Last week in the Tennessee General Assembly, House bills requiring labeling of GMO foods and seeds were deferred until 2014. House Subcommittees are shutting down for the year, while Committees finish hearing bills as the legislature prepares to begin budget discussions.
This week, a bill prohibiting United Nations representatives from monitoring elections in Tennessee failed in the House Civil Justice Subcommittee.
A bill making evidence obtained by drones inadmissible in court, except when a warrant is obtained or in exigent and authorized exceptions, passed the Senate Judiciary Committee unanimously. The bill authorizes civil suits against law enforcement agencies to prevent or stop violations of the legislation.
Several tax bills are moving forward. The House unanimously passed a bill reducing the sales tax on food ¼ of a % saving about $25 million a year which is about $3.50 per individual. This makes the State portion of sales tax on foods 5%. A bill raising the Hall income tax exemption levels for senior citizens in 2013 from $16,200 to $33,000 for single filers and from $27,000 to $59,000 for joint filers passed the Senate Tax Subcommittee. Tennessee has the highest beer tax rate in the nation. The Beer Tax Reform Act of 2013 removes the wholesaler beer tax of 17% replacing it with a flat tax of $35.60 per barrel. The legislation is moving forward in both the House and Senate.

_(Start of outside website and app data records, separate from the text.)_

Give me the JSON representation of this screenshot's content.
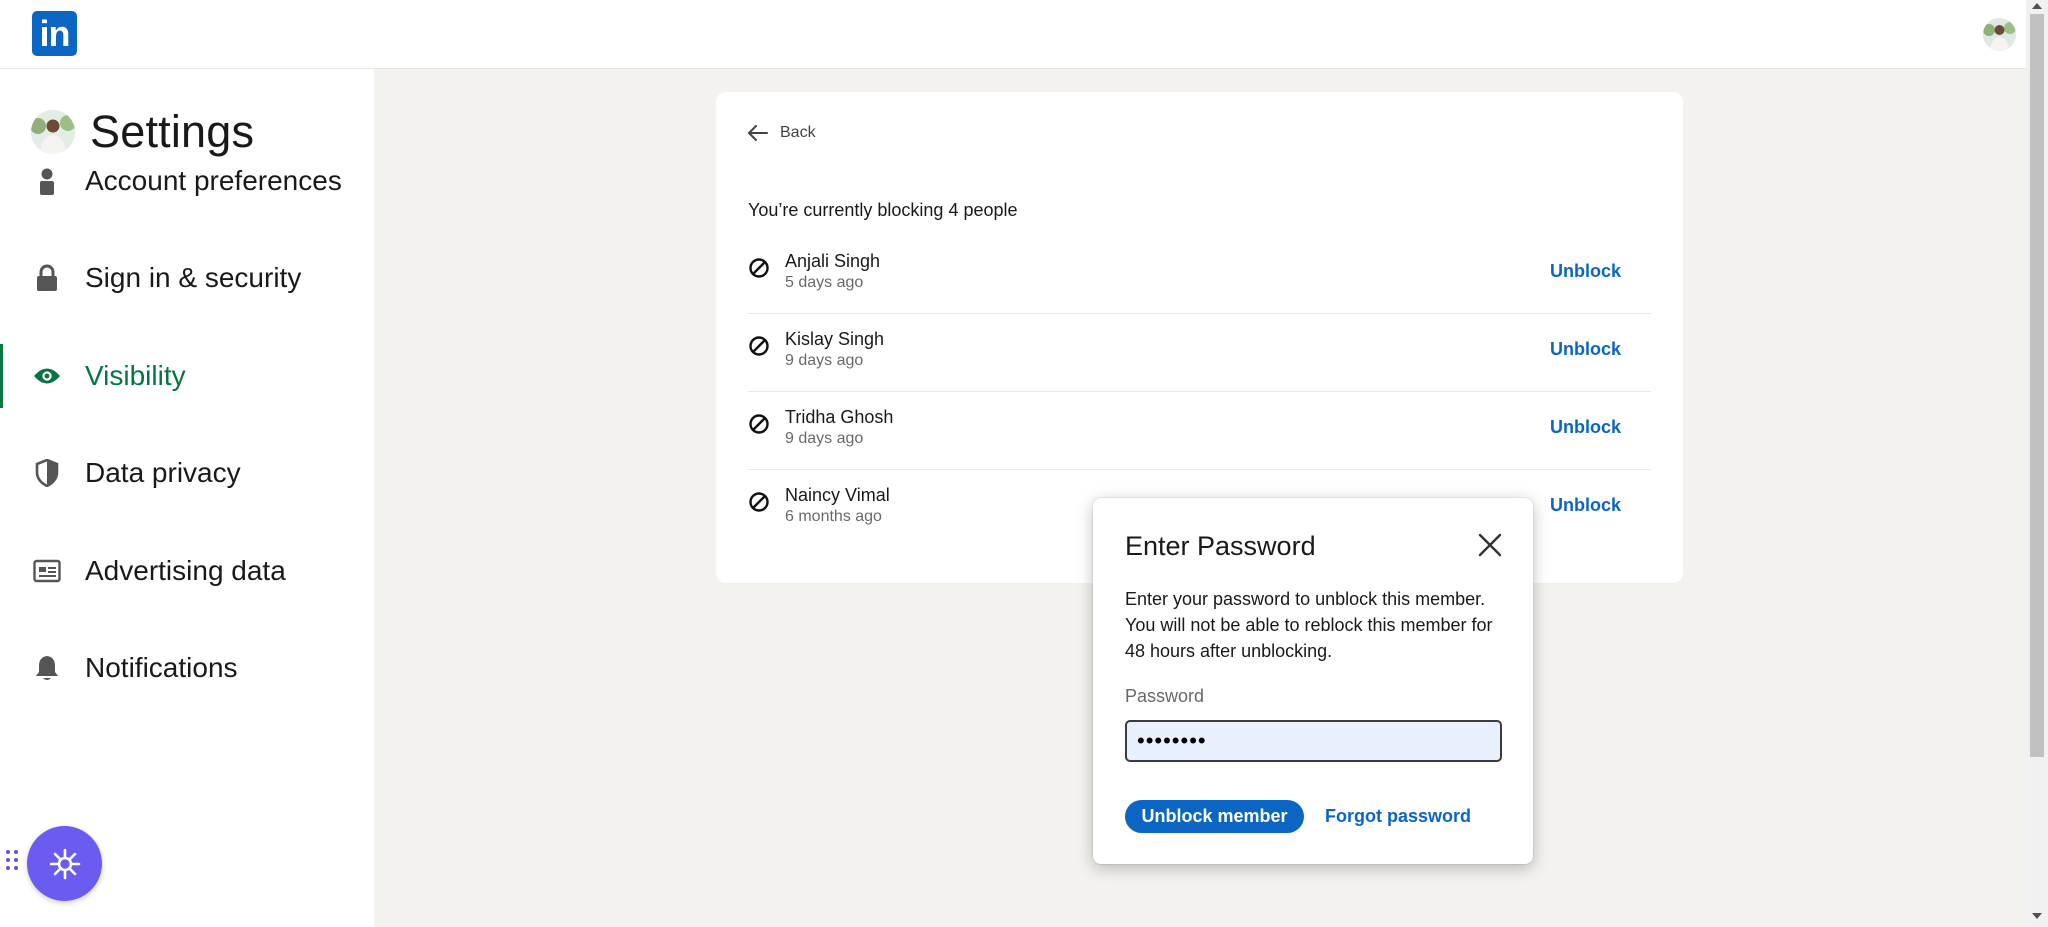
{
  "header": {
    "logo_text": "in",
    "logo_color": "#0a66c2"
  },
  "sidebar": {
    "title": "Settings",
    "items": [
      {
        "label": "Account preferences",
        "icon": "person-icon"
      },
      {
        "label": "Sign in & security",
        "icon": "lock-icon"
      },
      {
        "label": "Visibility",
        "icon": "eye-icon",
        "active": true
      },
      {
        "label": "Data privacy",
        "icon": "shield-icon"
      },
      {
        "label": "Advertising data",
        "icon": "ad-icon"
      },
      {
        "label": "Notifications",
        "icon": "bell-icon"
      }
    ],
    "active_color": "#057642"
  },
  "main": {
    "back_label": "Back",
    "summary": "You’re currently blocking 4 people",
    "blocked": [
      {
        "name": "Anjali Singh",
        "time": "5 days ago",
        "action": "Unblock"
      },
      {
        "name": "Kislay Singh",
        "time": "9 days ago",
        "action": "Unblock"
      },
      {
        "name": "Tridha Ghosh",
        "time": "9 days ago",
        "action": "Unblock"
      },
      {
        "name": "Naincy Vimal",
        "time": "6 months ago",
        "action": "Unblock"
      }
    ],
    "link_color": "#0a66c2"
  },
  "modal": {
    "title": "Enter Password",
    "description": "Enter your password to unblock this member. You will not be able to reblock this member for 48 hours after unblocking.",
    "password_label": "Password",
    "password_value": "••••••••",
    "primary_button": "Unblock member",
    "secondary_link": "Forgot password"
  }
}
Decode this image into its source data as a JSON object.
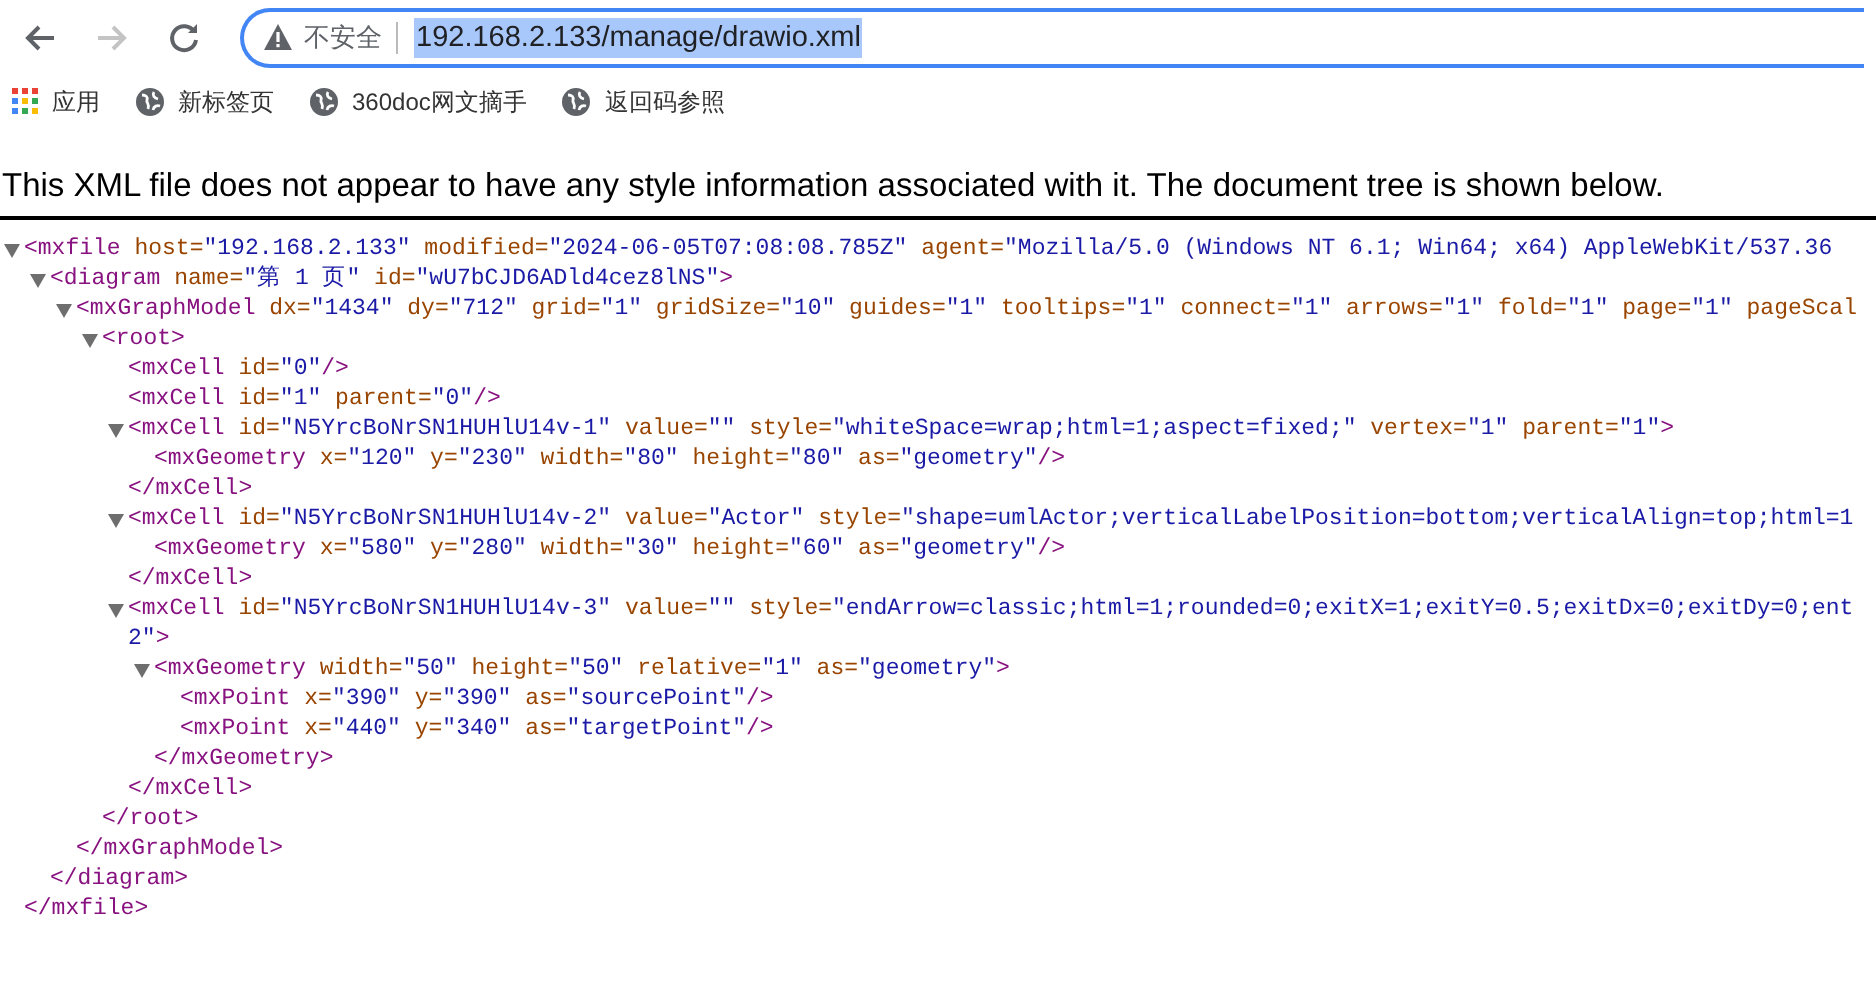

The Workers’ Compensation Reform Act of 2013 passed the House Finance, Ways and Means Committee and is headed to the floor next week. The state workers’ compensation system was established in 1919. Tennessee is one of only two States to adjudicate workers’ compensation claims in the trial courts, causing medical costs related to workers’ compensation to be some of the highest in the nation. The overhaul is suppose to make the system more efficient by allowing allow workers to receive benefits faster and return to work sooner. The bill has already passed the Senate 28-2, with Blount County Senator Doug Overbey voting against it.
A bill allowing State legislators to nominate their parties candidate for general elections of US Senators was taken off notice. This bill attempted to partially return the process of selecting Senators back to State legislature. The 17th amendment to the US Constitution allegedly ratified 100 years ago, requires popular election of US Senators, although some States were already doing this prior to the amendment. A copy of the State Legislative Journals documenting the ratification process of the 17th amendment in Tennessee is available at www.bcpublicrecord.com. This reporter visited the Tennessee State Library and Archives to obtain documentation of Tennessee’s ratification process for the 14th, 16th and 17th amendments to the federal Constitution and is happy to share those documents.
This is Tona Monroe with Blount County Public Record. I am delighted to bring you these weekly State legislative updates and thank Truth Radio for the opportunity. For more information on these bills, visit www.bcpublicrecord.com.